Item: Avalanche fracture mechanics results for practitioners
Title: Avalanche fracture mechanics results for practitioners
Proceedings: Proceedings Whistler 2008 International Snow Science Workshop September 21-27, 2008
Authors: Prof. David McClung.
Abstract: It is indisputable that dry slab avalanches are initiated by weak layer shear fractures. I formulated the first fracture mechanical model of dry slab avalanche release about 30 years ago. Since then, there have been numerous papers on the subject, which include theoretical models and field tests. In this paper, I will provide a review of results from these studies which can be of practical use to avalanche forecasters both in the backcountry and for other applications e.g. along transportation routes.
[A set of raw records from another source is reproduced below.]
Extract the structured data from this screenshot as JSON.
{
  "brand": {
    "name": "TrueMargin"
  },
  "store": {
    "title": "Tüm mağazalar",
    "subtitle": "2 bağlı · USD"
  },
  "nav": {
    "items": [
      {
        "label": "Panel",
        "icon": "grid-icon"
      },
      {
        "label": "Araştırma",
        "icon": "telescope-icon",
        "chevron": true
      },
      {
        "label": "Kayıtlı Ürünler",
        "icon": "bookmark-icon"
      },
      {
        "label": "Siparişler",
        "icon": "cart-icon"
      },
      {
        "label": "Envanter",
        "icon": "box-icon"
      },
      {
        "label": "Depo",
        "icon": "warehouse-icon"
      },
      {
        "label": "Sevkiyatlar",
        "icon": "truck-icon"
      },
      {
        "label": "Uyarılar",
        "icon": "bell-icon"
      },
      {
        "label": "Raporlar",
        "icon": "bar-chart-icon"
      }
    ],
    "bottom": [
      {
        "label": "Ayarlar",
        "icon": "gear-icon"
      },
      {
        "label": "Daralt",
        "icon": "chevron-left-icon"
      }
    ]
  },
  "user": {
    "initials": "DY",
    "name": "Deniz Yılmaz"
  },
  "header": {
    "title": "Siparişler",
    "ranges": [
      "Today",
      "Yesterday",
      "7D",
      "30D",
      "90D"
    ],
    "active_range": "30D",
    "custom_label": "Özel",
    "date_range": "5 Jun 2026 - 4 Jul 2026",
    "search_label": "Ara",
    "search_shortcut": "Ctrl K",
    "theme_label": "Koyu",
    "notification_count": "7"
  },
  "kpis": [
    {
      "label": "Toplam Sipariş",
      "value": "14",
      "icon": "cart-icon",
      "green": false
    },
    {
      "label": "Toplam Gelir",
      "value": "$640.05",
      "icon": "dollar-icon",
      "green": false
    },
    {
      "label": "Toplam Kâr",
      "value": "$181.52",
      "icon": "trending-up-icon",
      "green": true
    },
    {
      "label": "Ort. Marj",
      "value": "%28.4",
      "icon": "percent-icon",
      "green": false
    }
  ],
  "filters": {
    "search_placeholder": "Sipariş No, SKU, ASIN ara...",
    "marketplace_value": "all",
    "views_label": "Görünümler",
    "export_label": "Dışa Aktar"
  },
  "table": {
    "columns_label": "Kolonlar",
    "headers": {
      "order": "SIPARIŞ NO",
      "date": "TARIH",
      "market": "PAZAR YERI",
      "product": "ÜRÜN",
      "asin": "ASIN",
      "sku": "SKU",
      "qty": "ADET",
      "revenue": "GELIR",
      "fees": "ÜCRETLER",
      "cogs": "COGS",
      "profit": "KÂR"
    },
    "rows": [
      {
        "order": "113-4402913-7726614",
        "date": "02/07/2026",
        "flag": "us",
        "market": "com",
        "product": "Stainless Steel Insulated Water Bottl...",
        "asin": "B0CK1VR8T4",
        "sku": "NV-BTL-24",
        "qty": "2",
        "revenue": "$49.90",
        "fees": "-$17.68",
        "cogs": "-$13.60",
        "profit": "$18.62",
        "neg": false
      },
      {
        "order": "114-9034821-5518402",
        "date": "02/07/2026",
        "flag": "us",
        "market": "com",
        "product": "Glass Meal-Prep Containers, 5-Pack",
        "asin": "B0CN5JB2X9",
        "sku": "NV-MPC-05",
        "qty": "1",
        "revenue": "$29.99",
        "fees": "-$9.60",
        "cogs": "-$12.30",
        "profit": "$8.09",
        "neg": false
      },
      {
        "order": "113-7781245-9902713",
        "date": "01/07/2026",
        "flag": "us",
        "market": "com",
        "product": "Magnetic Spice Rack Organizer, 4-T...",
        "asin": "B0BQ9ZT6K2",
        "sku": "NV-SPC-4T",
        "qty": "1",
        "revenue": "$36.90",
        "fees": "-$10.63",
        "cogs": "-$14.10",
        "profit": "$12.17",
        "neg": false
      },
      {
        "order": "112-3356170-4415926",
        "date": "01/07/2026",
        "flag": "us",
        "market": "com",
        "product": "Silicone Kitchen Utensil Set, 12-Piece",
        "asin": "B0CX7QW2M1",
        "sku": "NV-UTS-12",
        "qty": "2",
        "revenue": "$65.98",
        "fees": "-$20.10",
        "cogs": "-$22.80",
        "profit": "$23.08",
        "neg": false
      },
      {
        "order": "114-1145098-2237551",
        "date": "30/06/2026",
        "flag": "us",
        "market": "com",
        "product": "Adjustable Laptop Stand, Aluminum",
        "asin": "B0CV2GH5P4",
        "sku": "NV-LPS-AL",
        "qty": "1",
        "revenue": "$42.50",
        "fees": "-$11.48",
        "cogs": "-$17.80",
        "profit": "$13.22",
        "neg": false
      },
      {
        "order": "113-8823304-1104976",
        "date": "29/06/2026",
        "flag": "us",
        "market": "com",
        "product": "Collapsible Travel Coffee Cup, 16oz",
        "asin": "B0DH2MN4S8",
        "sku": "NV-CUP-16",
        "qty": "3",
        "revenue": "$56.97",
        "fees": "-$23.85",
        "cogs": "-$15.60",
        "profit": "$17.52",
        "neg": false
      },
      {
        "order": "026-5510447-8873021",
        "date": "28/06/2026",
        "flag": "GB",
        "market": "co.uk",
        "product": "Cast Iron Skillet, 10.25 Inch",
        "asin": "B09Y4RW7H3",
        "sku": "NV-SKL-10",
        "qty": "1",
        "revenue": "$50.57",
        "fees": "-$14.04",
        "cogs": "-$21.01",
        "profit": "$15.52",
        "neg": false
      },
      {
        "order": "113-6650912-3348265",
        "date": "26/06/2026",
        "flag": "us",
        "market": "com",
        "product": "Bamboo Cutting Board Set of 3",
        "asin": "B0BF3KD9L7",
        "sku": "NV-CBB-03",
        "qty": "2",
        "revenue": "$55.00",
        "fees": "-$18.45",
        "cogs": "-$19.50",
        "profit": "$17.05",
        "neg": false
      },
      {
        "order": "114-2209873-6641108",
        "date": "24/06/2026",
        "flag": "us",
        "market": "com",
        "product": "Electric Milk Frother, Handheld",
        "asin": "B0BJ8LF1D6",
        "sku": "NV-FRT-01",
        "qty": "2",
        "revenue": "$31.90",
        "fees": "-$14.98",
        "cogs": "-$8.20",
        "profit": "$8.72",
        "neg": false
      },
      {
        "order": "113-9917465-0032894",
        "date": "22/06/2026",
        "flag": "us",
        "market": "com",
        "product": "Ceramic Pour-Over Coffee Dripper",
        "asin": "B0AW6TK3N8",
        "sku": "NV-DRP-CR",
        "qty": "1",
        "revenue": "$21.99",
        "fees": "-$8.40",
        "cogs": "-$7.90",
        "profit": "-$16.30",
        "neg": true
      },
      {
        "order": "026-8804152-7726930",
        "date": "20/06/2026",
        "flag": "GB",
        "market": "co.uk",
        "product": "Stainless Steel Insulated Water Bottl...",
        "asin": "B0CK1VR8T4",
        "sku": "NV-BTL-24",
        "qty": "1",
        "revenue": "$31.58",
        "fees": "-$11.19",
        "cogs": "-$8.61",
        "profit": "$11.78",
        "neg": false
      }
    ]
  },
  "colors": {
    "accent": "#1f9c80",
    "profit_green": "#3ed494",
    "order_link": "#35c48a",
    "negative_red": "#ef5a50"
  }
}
The results I will discuss include: avalanche fracture mechanical size effects and their role in determining destructive potential, instability evaluation in relation to fracture toughness and fracture stress intensity factor, and the meaning of propagation saw tests (PST) in terms of measured critical lengths, L. Data used within the paper will be from hundreds of snow slabs and their dimensions, hundreds of precision lab experiments and hundreds of field tests on critical lengths for shear fracture propagation underneath snow slabs. The principal results for practitioners include 3 applications: 1. Use of depth to the weak layer, D, to estimate avalanche size (destructive potential). Field data suggest that avalanche size on the Canadian scale increases by one size as D doubles. 2. Use of shear quality (or fracture character ) tests to estimate instability. Skier triggering data suggest that for shear quality: Q1,Q2, Q3 the likelihood of triggering decreases in the ratio: 15,3,1 respectively or triggering is about 15 times more likely if Q1 is observed than Q3. 3. Use of the dimension-less ratio: L/D from propagation saw tests to estimate instability. Field data summarized from 500 tests show the ratio L/D is log-normally distributed with values between 0.1to more than 2. Field data from surface hoar layers show that the median values of L double as slope angles increase from zero to 35 degrees which suggests tests should be done on slopes of 30 degrees or more.
Presenters: Prof. David McClung.